Exercise prompt -> Each record should be returned exactly as it is written.

Component data from apps and pages
'''

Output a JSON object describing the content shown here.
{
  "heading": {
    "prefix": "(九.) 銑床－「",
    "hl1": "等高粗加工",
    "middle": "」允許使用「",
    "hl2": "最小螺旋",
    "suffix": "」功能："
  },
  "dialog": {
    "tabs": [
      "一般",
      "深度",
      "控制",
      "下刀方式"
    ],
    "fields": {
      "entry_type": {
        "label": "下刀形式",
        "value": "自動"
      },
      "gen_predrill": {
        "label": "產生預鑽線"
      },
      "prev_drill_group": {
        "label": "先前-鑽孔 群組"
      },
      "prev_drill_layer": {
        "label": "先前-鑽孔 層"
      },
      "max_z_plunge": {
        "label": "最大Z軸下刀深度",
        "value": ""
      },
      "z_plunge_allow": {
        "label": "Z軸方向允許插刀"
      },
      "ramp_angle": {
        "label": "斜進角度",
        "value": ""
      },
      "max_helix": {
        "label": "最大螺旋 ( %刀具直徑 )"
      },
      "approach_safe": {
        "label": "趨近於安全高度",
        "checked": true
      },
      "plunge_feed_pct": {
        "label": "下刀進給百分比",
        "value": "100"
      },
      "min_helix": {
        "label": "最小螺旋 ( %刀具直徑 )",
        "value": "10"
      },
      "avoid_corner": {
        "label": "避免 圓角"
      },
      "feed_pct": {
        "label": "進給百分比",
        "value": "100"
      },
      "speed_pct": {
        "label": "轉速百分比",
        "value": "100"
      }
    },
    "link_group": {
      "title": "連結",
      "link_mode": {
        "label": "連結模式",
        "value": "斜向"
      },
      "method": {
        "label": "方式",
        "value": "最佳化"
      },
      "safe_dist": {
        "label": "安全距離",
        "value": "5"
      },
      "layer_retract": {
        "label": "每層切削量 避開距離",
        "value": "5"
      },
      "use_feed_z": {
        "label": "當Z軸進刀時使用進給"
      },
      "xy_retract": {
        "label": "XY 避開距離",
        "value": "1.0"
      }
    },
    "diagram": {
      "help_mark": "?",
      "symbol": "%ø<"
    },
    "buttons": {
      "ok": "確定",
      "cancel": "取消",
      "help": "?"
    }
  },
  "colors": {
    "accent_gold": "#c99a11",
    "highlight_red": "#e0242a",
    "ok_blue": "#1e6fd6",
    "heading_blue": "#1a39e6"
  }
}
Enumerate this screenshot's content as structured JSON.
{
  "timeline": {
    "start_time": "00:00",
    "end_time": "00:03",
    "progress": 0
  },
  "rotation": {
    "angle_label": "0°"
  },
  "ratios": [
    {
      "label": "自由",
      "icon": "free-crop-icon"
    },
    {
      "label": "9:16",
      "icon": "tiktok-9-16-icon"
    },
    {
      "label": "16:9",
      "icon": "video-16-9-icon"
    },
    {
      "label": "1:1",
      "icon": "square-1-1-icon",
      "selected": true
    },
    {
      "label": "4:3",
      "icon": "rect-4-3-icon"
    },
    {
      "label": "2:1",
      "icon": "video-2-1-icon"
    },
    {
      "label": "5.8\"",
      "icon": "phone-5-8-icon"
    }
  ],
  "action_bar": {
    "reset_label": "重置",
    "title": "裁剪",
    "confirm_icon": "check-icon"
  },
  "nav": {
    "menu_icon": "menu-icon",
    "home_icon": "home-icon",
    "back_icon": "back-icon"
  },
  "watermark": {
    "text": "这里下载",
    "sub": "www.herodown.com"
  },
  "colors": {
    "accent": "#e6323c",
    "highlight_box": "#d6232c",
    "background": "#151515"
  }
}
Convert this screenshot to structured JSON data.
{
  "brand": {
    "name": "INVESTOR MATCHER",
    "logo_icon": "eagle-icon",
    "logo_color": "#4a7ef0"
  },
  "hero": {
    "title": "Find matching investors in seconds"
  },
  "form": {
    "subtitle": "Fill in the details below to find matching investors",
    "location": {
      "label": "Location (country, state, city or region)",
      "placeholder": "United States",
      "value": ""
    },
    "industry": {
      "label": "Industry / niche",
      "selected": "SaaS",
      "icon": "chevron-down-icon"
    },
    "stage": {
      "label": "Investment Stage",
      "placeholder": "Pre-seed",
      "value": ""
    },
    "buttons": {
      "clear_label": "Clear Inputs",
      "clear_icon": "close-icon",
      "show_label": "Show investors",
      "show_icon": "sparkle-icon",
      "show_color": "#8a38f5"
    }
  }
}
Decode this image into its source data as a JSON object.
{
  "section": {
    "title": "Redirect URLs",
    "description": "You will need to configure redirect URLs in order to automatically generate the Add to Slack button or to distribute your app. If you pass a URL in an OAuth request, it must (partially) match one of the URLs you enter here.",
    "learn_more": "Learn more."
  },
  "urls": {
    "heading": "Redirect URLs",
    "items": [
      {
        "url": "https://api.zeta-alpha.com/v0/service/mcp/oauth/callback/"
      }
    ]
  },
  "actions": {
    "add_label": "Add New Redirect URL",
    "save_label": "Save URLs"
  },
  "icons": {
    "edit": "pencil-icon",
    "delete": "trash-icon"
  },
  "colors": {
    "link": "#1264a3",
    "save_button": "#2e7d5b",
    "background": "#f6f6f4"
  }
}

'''

Your solution ->
Output a JSON object describing the content shown here.
{
  "heading": {
    "prefix": "(九.) 銑床－「",
    "hl1": "等高粗加工",
    "middle": "」允許使用「",
    "hl2": "最小螺旋",
    "suffix": "」功能："
  },
  "dialog": {
    "tabs": [
      "一般",
      "深度",
      "控制",
      "下刀方式"
    ],
    "fields": {
      "entry_type": {
        "label": "下刀形式",
        "value": "自動"
      },
      "gen_predrill": {
        "label": "產生預鑽線"
      },
      "prev_drill_group": {
        "label": "先前-鑽孔 群組"
      },
      "prev_drill_layer": {
        "label": "先前-鑽孔 層"
      },
      "max_z_plunge": {
        "label": "最大Z軸下刀深度",
        "value": ""
      },
      "z_plunge_allow": {
        "label": "Z軸方向允許插刀"
      },
      "ramp_angle": {
        "label": "斜進角度",
        "value": ""
      },
      "max_helix": {
        "label": "最大螺旋 ( %刀具直徑 )"
      },
      "approach_safe": {
        "label": "趨近於安全高度",
        "checked": true
      },
      "plunge_feed_pct": {
        "label": "下刀進給百分比",
        "value": "100"
      },
      "min_helix": {
        "label": "最小螺旋 ( %刀具直徑 )",
        "value": "10"
      },
      "avoid_corner": {
        "label": "避免 圓角"
      },
      "feed_pct": {
        "label": "進給百分比",
        "value": "100"
      },
      "speed_pct": {
        "label": "轉速百分比",
        "value": "100"
      }
    },
    "link_group": {
      "title": "連結",
      "link_mode": {
        "label": "連結模式",
        "value": "斜向"
      },
      "method": {
        "label": "方式",
        "value": "最佳化"
      },
      "safe_dist": {
        "label": "安全距離",
        "value": "5"
      },
      "layer_retract": {
        "label": "每層切削量 避開距離",
        "value": "5"
      },
      "use_feed_z": {
        "label": "當Z軸進刀時使用進給"
      },
      "xy_retract": {
        "label": "XY 避開距離",
        "value": "1.0"
      }
    },
    "diagram": {
      "help_mark": "?",
      "symbol": "%ø<"
    },
    "buttons": {
      "ok": "確定",
      "cancel": "取消",
      "help": "?"
    }
  },
  "colors": {
    "accent_gold": "#c99a11",
    "highlight_red": "#e0242a",
    "ok_blue": "#1e6fd6",
    "heading_blue": "#1a39e6"
  }
}
Enumerate this screenshot's content as structured JSON.
{
  "timeline": {
    "start_time": "00:00",
    "end_time": "00:03",
    "progress": 0
  },
  "rotation": {
    "angle_label": "0°"
  },
  "ratios": [
    {
      "label": "自由",
      "icon": "free-crop-icon"
    },
    {
      "label": "9:16",
      "icon": "tiktok-9-16-icon"
    },
    {
      "label": "16:9",
      "icon": "video-16-9-icon"
    },
    {
      "label": "1:1",
      "icon": "square-1-1-icon",
      "selected": true
    },
    {
      "label": "4:3",
      "icon": "rect-4-3-icon"
    },
    {
      "label": "2:1",
      "icon": "video-2-1-icon"
    },
    {
      "label": "5.8\"",
      "icon": "phone-5-8-icon"
    }
  ],
  "action_bar": {
    "reset_label": "重置",
    "title": "裁剪",
    "confirm_icon": "check-icon"
  },
  "nav": {
    "menu_icon": "menu-icon",
    "home_icon": "home-icon",
    "back_icon": "back-icon"
  },
  "watermark": {
    "text": "这里下载",
    "sub": "www.herodown.com"
  },
  "colors": {
    "accent": "#e6323c",
    "highlight_box": "#d6232c",
    "background": "#151515"
  }
}
Convert this screenshot to structured JSON data.
{
  "brand": {
    "name": "INVESTOR MATCHER",
    "logo_icon": "eagle-icon",
    "logo_color": "#4a7ef0"
  },
  "hero": {
    "title": "Find matching investors in seconds"
  },
  "form": {
    "subtitle": "Fill in the details below to find matching investors",
    "location": {
      "label": "Location (country, state, city or region)",
      "placeholder": "United States",
      "value": ""
    },
    "industry": {
      "label": "Industry / niche",
      "selected": "SaaS",
      "icon": "chevron-down-icon"
    },
    "stage": {
      "label": "Investment Stage",
      "placeholder": "Pre-seed",
      "value": ""
    },
    "buttons": {
      "clear_label": "Clear Inputs",
      "clear_icon": "close-icon",
      "show_label": "Show investors",
      "show_icon": "sparkle-icon",
      "show_color": "#8a38f5"
    }
  }
}
Decode this image into its source data as a JSON object.
{
  "section": {
    "title": "Redirect URLs",
    "description": "You will need to configure redirect URLs in order to automatically generate the Add to Slack button or to distribute your app. If you pass a URL in an OAuth request, it must (partially) match one of the URLs you enter here.",
    "learn_more": "Learn more."
  },
  "urls": {
    "heading": "Redirect URLs",
    "items": [
      {
        "url": "https://api.zeta-alpha.com/v0/service/mcp/oauth/callback/"
      }
    ]
  },
  "actions": {
    "add_label": "Add New Redirect URL",
    "save_label": "Save URLs"
  },
  "icons": {
    "edit": "pencil-icon",
    "delete": "trash-icon"
  },
  "colors": {
    "link": "#1264a3",
    "save_button": "#2e7d5b",
    "background": "#f6f6f4"
  }
}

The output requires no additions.